The UAE ranked as the 26th country in the world for easier business processes, advancing eight places ahead of its ranking in the 2016 report. Meanwhile, Kazakhstan climbed to 35th position, rising 16 points having passed several key reforms over the past year.
The Arab nation took a major leap forward by instituting reforms to protect minority investors by measuring shareholder’s rights in related party transactions and in corporate governance. The UAE gained 39 places and ranked 9th for this indicator this year.
The country also took steps to make it simpler to establish commercial ventures there. “The UAE made it easier to start a business by streamlining name reservation and articles of association notarization,” noted the report.
In a recent TBY interview, the Minister of Economy of the UAE, Sultan Bin Saeed Al Mansoori, stressed in that his nation’s support for the SME sector was a priority and would help boost development and strengthen economic diversity.
“The interest in the SME sector is part of the UAE’s economic diversity policy and its sustained efforts to reduce the reliance on oil as much as possible,” explained Al Mansoori.
Kazakhstan also registered a marked improvement in the annual ranking after passing numerous reforms in recent years to diversify its economy, which has always been highly dependent on the extractive sector.
The World Bank praised the nation’s efforts to increase the reliability of the national electricity supply. This year the government started to penalize utilities for poor power output figures, an initiative that has broadly enhanced services.
Additionally, Kazakhstan took major steps to facilitate the obtainment of construction permits for companies, a field in which the country climbed by a full 56 positions this year to the rank of number 22.
The construction sector has also experienced a remarkable progress. “Kazakhstan introduced a single window portal to streamline the approvals process to obtain a building permit,” notes the report.
The World Bank also highlighted that exports became less costly after the government eliminated two documents previously required by custom clearance.

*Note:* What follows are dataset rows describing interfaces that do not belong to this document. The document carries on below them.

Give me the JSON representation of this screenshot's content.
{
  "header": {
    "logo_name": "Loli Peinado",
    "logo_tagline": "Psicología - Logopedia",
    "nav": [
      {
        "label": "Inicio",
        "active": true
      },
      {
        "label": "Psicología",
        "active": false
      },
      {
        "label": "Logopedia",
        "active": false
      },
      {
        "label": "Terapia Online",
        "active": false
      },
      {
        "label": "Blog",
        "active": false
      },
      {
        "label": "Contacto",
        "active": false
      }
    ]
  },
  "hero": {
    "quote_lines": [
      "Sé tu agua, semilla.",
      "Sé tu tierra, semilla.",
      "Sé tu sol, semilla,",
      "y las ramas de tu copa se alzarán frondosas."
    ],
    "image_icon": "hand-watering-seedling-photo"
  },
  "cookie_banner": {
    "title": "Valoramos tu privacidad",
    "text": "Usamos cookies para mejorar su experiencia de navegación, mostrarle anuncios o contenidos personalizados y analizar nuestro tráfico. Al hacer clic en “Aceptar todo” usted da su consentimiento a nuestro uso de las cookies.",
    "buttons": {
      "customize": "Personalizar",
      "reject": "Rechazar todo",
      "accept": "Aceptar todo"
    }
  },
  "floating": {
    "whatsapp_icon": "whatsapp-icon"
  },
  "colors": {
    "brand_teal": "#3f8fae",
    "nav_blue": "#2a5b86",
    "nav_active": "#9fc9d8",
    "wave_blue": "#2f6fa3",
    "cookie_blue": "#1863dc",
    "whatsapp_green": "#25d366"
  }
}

Over the past decade, Kazakhstan has registered an average annual growth between 10-15%, mainly driven by the nation’s productive oil industry. More recently the government has initiated reforms to attract foreign investment to develop other sectors of the economy.
“Kazakhstan has an endless appetite for consumer goods of all types and the means to pursue a solid middle-class lifestyle, even a luxurious one for those who have benefited from economic growth,” said Doris Bradbury, Executive Director of American Chamber of Commerce (AmCham).
In her view, there are some “crucial” areas to continue to reform such as the judicial system and tax legislation. Corruption also remains a significant challenge, as the country ranked 123rd in the Corruption Perceptions Index 2015, although the government has been pushing an anti-corruption campaign.
“In general, Kazakhstan has a promising future; however, it must weather these current financial hardships first,” noted Bradbury in her interview published in The Business Year: Kazakhstan 2016.